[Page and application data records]
────────────────

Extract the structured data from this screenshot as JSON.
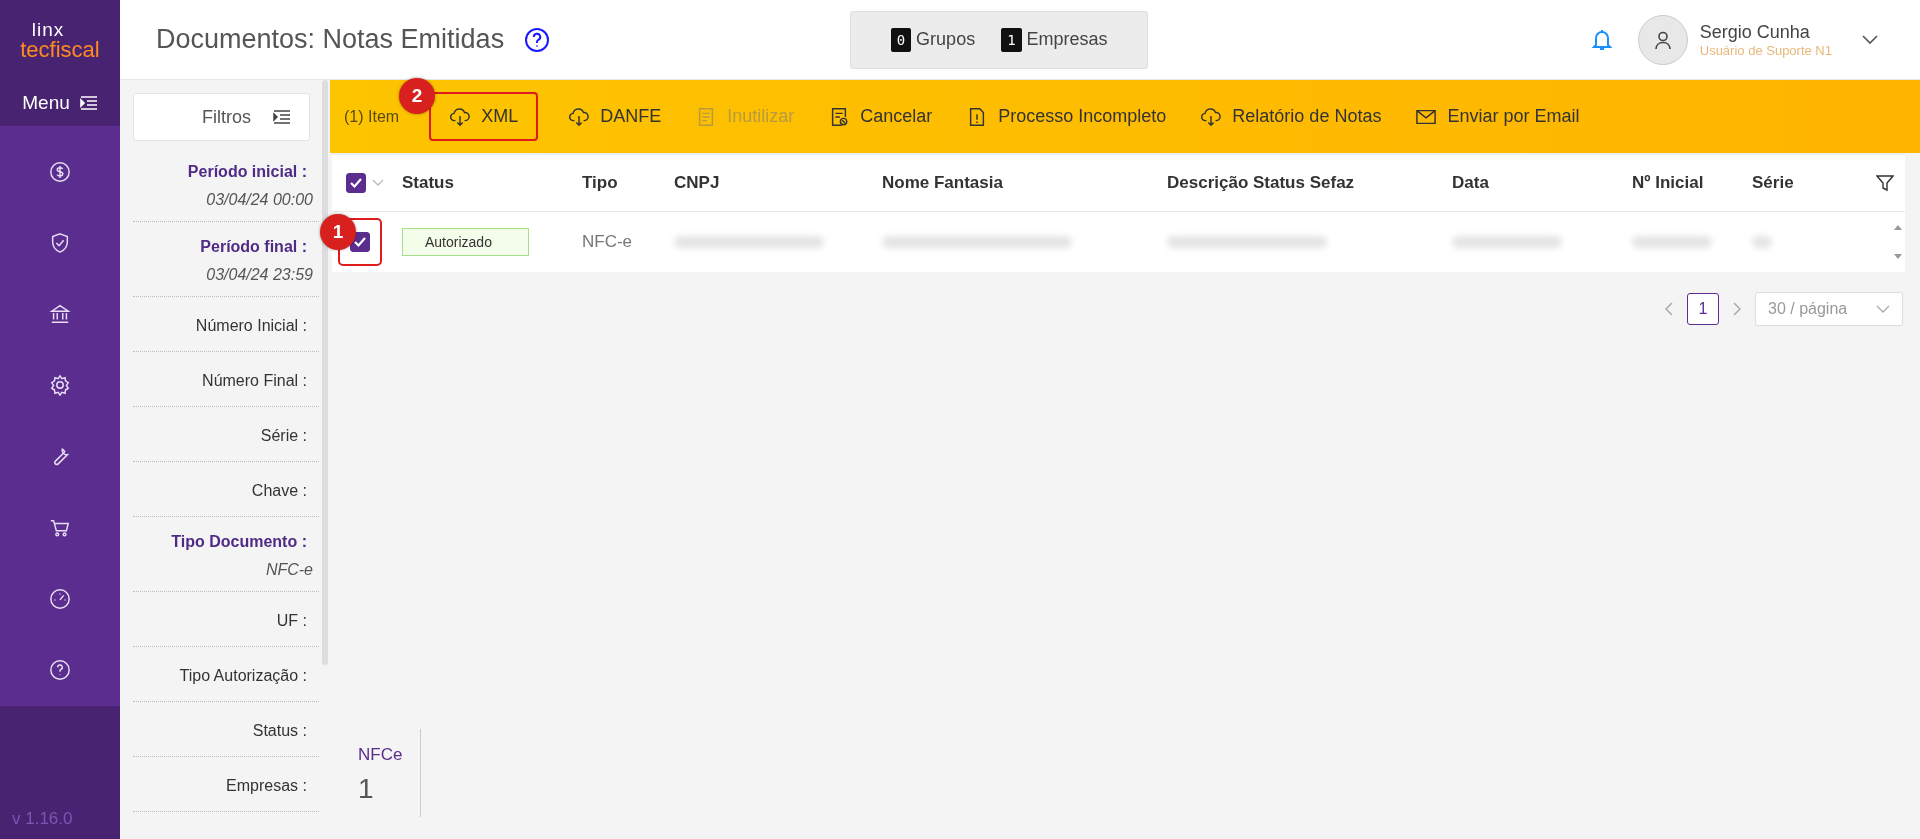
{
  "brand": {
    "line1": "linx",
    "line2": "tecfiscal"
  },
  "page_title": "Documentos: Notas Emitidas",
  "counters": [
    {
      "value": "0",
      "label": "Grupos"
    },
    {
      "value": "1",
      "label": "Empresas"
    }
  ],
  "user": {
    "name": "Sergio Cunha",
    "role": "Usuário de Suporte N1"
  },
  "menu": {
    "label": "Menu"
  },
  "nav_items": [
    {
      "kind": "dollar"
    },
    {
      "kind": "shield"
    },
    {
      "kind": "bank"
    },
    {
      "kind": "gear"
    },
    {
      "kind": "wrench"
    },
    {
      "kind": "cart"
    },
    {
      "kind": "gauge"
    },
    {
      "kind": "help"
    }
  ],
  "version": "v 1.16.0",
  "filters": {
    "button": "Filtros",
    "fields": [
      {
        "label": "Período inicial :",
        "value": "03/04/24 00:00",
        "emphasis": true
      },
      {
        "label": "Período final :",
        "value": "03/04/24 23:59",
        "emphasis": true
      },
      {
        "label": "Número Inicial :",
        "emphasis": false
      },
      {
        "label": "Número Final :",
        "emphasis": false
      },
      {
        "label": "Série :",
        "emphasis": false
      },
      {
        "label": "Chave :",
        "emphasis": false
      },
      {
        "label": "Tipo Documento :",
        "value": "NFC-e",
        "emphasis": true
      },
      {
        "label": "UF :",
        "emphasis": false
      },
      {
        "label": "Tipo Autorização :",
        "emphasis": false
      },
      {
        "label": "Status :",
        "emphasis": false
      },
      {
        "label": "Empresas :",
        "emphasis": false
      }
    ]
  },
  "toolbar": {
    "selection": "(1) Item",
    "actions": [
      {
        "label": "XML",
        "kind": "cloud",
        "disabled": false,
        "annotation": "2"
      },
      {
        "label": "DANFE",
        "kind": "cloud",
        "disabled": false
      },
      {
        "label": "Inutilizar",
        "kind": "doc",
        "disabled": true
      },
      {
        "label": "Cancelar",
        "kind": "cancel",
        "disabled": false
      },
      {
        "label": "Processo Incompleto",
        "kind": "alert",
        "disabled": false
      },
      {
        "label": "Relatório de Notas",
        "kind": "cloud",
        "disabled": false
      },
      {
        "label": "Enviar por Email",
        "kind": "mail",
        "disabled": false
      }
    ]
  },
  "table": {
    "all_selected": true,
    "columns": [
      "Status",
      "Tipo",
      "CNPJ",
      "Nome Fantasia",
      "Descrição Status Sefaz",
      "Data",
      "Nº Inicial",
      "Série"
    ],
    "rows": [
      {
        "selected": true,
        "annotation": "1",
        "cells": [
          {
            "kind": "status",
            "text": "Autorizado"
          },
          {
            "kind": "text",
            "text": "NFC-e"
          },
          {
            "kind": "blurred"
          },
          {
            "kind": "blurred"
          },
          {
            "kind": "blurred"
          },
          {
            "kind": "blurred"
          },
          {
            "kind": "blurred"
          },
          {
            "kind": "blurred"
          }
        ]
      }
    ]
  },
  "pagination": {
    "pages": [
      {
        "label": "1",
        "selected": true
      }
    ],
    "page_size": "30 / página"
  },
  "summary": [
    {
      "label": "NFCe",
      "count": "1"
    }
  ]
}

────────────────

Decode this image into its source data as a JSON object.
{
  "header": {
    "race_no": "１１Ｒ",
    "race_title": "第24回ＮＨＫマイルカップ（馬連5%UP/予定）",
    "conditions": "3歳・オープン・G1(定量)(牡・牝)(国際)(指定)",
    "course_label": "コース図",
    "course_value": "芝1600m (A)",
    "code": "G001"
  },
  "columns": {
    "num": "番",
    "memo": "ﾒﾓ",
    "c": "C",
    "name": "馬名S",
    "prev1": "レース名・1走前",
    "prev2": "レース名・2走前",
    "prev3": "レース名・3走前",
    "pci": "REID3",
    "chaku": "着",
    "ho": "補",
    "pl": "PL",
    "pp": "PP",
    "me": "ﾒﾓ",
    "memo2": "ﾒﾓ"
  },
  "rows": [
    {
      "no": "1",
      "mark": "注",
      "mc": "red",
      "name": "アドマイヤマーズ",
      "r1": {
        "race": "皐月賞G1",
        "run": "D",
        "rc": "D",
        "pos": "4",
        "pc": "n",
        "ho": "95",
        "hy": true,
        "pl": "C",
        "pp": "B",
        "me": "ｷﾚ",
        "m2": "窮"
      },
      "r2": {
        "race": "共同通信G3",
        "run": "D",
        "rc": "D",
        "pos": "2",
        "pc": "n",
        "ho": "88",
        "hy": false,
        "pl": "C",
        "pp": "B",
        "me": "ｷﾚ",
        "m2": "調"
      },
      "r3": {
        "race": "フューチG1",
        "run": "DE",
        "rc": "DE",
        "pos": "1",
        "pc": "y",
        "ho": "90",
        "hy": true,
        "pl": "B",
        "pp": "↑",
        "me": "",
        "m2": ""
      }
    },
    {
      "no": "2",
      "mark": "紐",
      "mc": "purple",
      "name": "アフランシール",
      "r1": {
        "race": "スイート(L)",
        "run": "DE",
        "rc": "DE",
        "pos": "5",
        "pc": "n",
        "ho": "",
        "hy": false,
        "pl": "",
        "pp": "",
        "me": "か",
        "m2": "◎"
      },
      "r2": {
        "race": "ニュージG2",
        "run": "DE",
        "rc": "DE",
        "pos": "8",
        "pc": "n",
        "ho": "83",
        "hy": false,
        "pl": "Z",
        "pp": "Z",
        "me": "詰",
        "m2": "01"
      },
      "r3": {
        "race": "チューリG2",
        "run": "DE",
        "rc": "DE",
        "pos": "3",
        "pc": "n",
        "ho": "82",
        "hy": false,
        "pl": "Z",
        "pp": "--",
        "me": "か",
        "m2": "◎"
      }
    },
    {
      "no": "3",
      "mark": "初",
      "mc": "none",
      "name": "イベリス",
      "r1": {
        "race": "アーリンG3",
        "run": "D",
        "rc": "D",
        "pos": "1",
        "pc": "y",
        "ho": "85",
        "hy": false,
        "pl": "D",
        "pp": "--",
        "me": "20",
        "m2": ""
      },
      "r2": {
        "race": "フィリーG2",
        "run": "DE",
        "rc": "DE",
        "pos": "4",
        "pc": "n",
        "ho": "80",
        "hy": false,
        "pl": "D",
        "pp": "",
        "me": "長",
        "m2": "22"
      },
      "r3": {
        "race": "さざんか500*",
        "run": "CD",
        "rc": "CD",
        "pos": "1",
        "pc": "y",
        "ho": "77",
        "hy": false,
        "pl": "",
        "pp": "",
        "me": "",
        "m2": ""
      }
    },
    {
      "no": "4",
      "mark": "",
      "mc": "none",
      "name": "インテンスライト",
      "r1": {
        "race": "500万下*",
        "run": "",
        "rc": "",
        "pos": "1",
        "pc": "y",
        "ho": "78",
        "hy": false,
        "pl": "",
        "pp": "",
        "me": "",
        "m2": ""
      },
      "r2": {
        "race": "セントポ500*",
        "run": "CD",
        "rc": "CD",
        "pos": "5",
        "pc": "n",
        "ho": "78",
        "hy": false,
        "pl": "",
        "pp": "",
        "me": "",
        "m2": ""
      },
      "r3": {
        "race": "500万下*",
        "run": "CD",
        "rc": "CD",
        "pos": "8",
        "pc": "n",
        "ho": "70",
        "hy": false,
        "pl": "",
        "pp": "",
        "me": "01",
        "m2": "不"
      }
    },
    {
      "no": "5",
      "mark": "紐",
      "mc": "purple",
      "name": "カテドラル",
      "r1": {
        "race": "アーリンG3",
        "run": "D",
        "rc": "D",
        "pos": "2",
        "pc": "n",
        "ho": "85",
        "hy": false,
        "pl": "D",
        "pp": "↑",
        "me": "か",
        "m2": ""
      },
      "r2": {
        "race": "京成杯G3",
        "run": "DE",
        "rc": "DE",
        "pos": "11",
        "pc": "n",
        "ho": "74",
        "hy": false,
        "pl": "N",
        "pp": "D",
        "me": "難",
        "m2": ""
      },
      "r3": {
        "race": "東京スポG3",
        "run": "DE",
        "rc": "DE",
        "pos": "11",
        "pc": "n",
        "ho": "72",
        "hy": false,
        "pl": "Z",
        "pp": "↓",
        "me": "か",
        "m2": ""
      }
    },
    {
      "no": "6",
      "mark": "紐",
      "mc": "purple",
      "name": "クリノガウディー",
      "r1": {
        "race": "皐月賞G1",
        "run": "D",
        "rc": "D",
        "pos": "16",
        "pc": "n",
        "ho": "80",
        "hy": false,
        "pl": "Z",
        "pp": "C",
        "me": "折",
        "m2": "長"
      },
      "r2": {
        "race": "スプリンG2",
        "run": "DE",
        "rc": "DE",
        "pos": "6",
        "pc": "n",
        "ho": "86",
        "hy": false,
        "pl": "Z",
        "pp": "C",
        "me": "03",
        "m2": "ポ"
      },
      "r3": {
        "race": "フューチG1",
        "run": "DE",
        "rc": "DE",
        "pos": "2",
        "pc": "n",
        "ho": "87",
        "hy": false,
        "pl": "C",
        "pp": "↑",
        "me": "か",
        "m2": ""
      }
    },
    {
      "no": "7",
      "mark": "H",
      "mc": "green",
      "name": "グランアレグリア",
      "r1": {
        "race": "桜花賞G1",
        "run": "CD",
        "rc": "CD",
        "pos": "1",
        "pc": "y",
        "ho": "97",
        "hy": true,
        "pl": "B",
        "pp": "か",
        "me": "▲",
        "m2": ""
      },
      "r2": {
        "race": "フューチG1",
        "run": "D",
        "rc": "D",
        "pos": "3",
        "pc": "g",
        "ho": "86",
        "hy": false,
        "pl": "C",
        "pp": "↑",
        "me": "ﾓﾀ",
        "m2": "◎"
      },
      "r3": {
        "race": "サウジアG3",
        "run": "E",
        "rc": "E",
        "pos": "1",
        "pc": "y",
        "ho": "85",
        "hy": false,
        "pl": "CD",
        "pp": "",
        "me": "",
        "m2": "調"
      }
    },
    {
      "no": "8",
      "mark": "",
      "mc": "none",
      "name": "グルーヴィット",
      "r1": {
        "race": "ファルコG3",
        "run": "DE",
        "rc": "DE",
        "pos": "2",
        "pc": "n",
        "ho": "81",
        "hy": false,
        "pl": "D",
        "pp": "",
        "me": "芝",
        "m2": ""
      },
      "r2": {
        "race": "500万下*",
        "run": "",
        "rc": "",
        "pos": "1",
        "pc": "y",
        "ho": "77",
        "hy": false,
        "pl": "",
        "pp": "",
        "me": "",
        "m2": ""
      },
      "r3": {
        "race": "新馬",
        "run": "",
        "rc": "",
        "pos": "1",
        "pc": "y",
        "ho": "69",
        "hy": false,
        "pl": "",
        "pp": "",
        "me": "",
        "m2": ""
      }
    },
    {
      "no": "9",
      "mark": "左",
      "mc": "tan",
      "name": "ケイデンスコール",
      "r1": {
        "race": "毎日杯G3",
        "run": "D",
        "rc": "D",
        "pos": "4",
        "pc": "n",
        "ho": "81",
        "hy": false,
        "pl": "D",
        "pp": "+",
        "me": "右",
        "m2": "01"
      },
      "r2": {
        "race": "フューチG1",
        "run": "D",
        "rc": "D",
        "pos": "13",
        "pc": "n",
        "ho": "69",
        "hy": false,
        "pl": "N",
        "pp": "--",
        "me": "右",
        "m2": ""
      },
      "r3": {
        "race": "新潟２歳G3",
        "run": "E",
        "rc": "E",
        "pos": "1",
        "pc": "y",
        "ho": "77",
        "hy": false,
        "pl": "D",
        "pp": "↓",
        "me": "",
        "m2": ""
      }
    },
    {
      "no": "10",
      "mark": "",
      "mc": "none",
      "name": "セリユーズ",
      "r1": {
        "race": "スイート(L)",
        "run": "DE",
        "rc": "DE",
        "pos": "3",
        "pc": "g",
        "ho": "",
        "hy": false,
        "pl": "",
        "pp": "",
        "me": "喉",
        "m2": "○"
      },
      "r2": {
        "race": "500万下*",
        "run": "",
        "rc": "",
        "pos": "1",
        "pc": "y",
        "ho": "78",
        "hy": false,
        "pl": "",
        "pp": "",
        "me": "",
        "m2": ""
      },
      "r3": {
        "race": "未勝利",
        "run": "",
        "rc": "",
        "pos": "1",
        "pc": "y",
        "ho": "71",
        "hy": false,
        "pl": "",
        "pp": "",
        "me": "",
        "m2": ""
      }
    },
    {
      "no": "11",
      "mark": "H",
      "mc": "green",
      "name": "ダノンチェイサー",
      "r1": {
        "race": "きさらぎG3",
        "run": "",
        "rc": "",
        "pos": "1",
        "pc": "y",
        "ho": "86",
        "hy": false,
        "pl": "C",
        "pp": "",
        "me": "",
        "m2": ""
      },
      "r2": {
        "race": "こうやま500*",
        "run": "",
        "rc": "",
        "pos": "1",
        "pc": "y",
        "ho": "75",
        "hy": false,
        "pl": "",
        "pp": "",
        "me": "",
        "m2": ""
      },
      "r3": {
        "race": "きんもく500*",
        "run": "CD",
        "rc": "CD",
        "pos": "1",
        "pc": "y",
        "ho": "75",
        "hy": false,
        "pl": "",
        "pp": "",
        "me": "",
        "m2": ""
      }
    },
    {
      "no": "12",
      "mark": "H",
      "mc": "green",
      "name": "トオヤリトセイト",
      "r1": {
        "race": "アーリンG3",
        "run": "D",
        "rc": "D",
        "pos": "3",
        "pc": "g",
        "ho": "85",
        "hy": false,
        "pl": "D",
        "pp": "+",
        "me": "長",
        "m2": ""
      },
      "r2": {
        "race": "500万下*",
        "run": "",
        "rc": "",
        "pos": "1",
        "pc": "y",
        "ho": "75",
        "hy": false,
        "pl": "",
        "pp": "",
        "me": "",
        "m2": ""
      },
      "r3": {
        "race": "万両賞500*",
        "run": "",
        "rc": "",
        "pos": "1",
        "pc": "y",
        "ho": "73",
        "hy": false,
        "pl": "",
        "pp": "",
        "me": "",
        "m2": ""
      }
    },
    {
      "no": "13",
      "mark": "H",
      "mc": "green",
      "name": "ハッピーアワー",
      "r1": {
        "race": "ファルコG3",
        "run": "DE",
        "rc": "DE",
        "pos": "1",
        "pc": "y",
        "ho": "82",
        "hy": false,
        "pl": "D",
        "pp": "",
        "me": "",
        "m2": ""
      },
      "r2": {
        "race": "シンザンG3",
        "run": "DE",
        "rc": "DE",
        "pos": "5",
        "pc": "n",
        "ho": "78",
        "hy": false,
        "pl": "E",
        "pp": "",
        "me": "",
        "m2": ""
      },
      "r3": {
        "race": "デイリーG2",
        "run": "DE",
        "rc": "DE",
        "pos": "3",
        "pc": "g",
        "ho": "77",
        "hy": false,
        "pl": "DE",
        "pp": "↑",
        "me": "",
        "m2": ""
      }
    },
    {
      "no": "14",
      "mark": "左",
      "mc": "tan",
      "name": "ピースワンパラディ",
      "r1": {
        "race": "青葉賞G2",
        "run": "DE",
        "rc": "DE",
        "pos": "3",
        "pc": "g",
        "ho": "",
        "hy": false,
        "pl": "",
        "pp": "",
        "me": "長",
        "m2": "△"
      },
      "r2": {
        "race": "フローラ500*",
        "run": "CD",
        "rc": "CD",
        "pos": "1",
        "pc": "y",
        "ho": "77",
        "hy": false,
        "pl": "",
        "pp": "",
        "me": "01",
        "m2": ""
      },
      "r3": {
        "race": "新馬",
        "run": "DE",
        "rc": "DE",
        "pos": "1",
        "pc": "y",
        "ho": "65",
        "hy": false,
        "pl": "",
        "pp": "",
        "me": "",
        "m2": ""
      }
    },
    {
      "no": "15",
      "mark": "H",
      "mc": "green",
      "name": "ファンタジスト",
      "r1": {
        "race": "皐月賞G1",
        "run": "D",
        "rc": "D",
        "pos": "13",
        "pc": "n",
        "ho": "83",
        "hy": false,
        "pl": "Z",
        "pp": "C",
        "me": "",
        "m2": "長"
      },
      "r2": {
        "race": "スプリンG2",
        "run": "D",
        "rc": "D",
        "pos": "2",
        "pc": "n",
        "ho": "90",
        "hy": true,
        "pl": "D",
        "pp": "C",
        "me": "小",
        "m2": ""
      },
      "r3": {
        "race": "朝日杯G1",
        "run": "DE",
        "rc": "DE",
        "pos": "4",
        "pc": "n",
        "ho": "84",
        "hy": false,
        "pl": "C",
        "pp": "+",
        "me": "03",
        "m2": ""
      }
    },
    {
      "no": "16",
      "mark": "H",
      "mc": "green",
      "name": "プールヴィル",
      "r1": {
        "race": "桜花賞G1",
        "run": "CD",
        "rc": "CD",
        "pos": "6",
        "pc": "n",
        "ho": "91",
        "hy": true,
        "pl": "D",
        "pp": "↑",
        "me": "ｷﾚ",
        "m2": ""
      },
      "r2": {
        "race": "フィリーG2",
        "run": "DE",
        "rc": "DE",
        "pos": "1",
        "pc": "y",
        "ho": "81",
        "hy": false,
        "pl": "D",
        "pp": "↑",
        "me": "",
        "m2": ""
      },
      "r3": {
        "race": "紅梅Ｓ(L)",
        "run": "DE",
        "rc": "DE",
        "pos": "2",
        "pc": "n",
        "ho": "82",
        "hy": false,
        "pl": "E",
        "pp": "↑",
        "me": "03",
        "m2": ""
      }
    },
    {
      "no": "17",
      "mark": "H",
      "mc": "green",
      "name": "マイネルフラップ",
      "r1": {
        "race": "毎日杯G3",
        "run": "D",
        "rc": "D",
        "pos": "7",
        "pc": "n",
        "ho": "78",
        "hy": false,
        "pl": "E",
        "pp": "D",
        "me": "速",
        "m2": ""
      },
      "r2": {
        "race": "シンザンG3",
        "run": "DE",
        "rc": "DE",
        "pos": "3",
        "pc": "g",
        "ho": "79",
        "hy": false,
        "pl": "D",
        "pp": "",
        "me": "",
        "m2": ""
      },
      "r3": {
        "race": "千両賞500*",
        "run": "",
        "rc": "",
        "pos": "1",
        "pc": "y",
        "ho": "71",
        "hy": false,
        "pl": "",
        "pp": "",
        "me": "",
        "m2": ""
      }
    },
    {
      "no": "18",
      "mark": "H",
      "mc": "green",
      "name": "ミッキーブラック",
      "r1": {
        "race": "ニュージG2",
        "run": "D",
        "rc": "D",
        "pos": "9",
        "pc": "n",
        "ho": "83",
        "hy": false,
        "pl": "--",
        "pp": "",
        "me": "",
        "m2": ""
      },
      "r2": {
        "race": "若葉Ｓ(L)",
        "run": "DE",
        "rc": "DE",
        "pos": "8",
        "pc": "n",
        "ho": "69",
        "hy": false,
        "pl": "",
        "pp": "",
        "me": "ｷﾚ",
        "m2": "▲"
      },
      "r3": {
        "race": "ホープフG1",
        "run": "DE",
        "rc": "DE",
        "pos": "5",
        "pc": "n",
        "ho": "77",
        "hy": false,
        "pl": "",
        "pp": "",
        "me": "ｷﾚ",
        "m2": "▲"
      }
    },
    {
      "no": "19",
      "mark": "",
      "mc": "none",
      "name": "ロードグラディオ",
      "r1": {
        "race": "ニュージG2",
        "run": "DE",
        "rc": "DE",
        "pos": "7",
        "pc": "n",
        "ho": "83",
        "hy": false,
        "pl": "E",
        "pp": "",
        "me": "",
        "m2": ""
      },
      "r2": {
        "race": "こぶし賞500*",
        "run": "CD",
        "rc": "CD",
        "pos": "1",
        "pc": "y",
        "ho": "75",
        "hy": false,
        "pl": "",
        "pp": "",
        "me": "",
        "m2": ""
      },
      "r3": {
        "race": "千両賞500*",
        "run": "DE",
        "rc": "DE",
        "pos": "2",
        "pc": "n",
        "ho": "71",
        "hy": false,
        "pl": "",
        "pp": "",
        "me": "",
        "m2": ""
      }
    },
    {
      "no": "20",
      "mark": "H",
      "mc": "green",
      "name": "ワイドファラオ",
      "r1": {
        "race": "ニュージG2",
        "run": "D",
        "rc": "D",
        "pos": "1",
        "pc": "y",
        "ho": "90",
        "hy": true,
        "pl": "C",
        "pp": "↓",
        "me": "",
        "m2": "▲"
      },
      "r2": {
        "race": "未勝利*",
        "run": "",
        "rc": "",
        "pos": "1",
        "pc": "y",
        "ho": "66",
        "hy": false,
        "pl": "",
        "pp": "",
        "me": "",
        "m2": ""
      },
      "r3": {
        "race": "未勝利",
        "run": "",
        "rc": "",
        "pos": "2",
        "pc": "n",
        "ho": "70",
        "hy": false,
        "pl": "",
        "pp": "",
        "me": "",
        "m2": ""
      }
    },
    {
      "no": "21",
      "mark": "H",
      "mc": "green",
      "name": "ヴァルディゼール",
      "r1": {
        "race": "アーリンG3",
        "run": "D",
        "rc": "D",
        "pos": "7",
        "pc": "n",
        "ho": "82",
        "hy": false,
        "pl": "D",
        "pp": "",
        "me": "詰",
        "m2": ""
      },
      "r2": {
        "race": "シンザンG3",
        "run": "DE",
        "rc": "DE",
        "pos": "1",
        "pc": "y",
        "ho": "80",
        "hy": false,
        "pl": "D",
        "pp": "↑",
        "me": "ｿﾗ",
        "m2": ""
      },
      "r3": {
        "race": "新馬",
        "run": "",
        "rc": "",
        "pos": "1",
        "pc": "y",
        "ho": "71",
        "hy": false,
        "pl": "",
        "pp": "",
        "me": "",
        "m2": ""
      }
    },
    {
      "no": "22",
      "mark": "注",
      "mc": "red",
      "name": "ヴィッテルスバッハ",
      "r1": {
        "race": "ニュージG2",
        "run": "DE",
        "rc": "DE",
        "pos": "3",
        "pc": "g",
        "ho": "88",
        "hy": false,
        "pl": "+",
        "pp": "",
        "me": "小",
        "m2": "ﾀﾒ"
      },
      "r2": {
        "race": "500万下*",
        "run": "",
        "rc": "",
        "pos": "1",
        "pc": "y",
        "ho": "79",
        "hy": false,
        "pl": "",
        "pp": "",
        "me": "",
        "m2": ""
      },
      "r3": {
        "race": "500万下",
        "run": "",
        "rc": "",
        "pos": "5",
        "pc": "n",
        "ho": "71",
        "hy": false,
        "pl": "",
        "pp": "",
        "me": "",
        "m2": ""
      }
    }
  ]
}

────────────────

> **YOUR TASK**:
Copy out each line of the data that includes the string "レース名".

> **TASK ANSWER**:
    "prev1": "レース名・1走前",
    "prev2": "レース名・2走前",
    "prev3": "レース名・3走前",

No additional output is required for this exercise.